Abandoning an animal is illegal in most American states. In the state of Texas, abandoning your animal can fall under “Cruelty to Livestock Animals” and “Cruelty of Non-Livestock Animals.” This is a felonious charge and can come with fine of $10,000 and up to 2 years in jail. Other states have similar laws that also encompass circus animals, laboratory animals, and wildlife.
Legal trouble isn't the only set of consequences that come with abandoning animals. Many seem to forget the consequences that the animals face when left to fend for themselves. Remember Robinson? Abandoned animals regularly face the wrath of vehicular traffic and the excruciating pain of starvation. We also can never forget the animal control officers and the animal welfare professionals that work tirelessly to bring these animals back from the edge of death and psychological despair so that they may find a home and live a normal life.
Preventing Animal Abandonment
First of all, let's start by acknowledging that life can throw some serious curveballs. It's understandable that some pet owners may find themselves facing financial hardship or unexpected changes in their lifestyle. That's why it's important to spread the word about the resources available to help pet owners in need. Engourage your local animal shelter and local animal welfare groups to share information about low-cost vet clinics, pet food banks, and other community resources that can help people keep their pets happy and healthy, even during tough times.

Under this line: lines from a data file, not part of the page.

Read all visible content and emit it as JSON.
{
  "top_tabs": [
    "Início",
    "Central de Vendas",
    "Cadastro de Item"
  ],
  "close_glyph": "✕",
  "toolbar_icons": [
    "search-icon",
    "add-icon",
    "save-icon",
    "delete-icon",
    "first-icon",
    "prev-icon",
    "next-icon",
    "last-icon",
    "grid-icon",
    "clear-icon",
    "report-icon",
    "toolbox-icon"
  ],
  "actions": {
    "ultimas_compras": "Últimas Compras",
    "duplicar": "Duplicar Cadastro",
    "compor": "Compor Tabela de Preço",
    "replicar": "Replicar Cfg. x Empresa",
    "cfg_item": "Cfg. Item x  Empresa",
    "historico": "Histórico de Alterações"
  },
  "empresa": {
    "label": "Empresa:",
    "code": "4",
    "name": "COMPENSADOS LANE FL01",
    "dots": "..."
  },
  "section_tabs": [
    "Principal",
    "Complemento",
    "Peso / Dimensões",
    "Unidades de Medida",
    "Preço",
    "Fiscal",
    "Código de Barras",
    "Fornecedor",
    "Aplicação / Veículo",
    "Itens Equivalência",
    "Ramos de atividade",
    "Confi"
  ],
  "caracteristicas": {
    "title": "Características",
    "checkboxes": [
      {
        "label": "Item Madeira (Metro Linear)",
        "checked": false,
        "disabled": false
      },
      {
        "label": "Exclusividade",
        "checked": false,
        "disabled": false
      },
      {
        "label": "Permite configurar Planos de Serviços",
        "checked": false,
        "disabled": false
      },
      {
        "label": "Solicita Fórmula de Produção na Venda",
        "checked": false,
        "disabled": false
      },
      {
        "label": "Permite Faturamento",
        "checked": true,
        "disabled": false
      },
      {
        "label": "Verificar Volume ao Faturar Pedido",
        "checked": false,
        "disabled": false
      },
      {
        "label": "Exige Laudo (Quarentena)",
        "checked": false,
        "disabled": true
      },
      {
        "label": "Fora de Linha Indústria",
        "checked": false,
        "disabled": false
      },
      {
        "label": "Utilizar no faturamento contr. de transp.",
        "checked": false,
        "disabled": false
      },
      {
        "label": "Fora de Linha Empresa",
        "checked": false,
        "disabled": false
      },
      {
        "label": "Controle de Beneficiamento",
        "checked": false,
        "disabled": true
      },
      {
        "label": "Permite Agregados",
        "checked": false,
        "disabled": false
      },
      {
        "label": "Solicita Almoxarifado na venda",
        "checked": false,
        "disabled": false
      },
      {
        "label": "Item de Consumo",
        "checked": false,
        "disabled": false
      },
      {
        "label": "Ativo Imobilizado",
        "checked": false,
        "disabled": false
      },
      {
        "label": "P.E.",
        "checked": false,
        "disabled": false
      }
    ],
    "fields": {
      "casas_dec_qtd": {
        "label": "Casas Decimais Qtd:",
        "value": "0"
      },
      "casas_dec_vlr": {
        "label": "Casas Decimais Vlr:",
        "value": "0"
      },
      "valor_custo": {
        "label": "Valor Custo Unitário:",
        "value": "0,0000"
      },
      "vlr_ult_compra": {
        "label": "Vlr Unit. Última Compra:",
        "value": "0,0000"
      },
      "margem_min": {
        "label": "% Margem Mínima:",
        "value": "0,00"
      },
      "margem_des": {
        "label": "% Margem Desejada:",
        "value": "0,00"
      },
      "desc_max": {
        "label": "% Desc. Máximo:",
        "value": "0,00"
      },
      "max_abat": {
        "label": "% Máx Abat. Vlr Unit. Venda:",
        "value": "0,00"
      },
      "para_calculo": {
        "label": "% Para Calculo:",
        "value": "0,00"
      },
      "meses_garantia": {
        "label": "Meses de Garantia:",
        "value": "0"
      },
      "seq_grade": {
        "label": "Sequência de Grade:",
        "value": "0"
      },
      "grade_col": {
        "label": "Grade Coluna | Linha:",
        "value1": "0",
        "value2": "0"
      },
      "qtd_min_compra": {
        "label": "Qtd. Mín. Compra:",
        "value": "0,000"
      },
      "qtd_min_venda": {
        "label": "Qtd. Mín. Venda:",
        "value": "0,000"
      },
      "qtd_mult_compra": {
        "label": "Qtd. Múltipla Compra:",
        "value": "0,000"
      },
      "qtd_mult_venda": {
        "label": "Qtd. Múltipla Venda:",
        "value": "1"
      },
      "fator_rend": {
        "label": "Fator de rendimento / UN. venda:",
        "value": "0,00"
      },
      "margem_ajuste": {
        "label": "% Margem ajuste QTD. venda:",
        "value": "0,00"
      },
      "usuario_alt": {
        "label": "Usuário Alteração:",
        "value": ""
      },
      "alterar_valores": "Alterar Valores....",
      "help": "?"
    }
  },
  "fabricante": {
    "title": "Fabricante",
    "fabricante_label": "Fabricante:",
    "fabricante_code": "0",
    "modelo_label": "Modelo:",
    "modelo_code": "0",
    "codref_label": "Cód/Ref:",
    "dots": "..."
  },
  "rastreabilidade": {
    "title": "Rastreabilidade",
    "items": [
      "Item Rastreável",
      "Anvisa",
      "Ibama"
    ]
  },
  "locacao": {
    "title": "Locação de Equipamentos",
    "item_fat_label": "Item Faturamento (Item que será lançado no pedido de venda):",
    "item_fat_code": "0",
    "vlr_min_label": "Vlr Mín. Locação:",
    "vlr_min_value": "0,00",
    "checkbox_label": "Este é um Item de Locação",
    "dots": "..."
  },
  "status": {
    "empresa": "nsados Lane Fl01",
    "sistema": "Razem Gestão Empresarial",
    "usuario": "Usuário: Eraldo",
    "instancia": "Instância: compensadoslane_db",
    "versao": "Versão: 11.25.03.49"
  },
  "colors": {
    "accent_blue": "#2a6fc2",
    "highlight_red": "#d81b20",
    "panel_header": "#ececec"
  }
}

Secondly, let's talk about the importance of education. As a former animal shelter worker, I can't tell you how many times I've heard people say they didn't realize the commitment required to care for a pet. By educating ourselves and others about what it really means to be a responsible pet owner, we can help prevent pets from being surrendered or abandoned in the first place. This could be as simple as sharing articles or videos on social media about the responsibilities of pet ownership, or volunteering at local schools or community centers to teach kids about how to care for their pets. By doing this, it allows households to go into pet ownership knowing the basics and how to find information on growing their knowlegde.
Lastly, let's not forget about the importance of adoption! By adopting a pet from a shelter or rescue organization, you're not only giving a loving home to an animal in need, but you're also freeing up resources and space for other animals in need. Plus, adopted pets often make some of the most loyal and loving companions around. So, let's spread the word about adoption and encourage our friends and family to consider adopting their next furry friend. Together, we can make a difference in the lives of animals and their owners, and help prevent animal abandonment.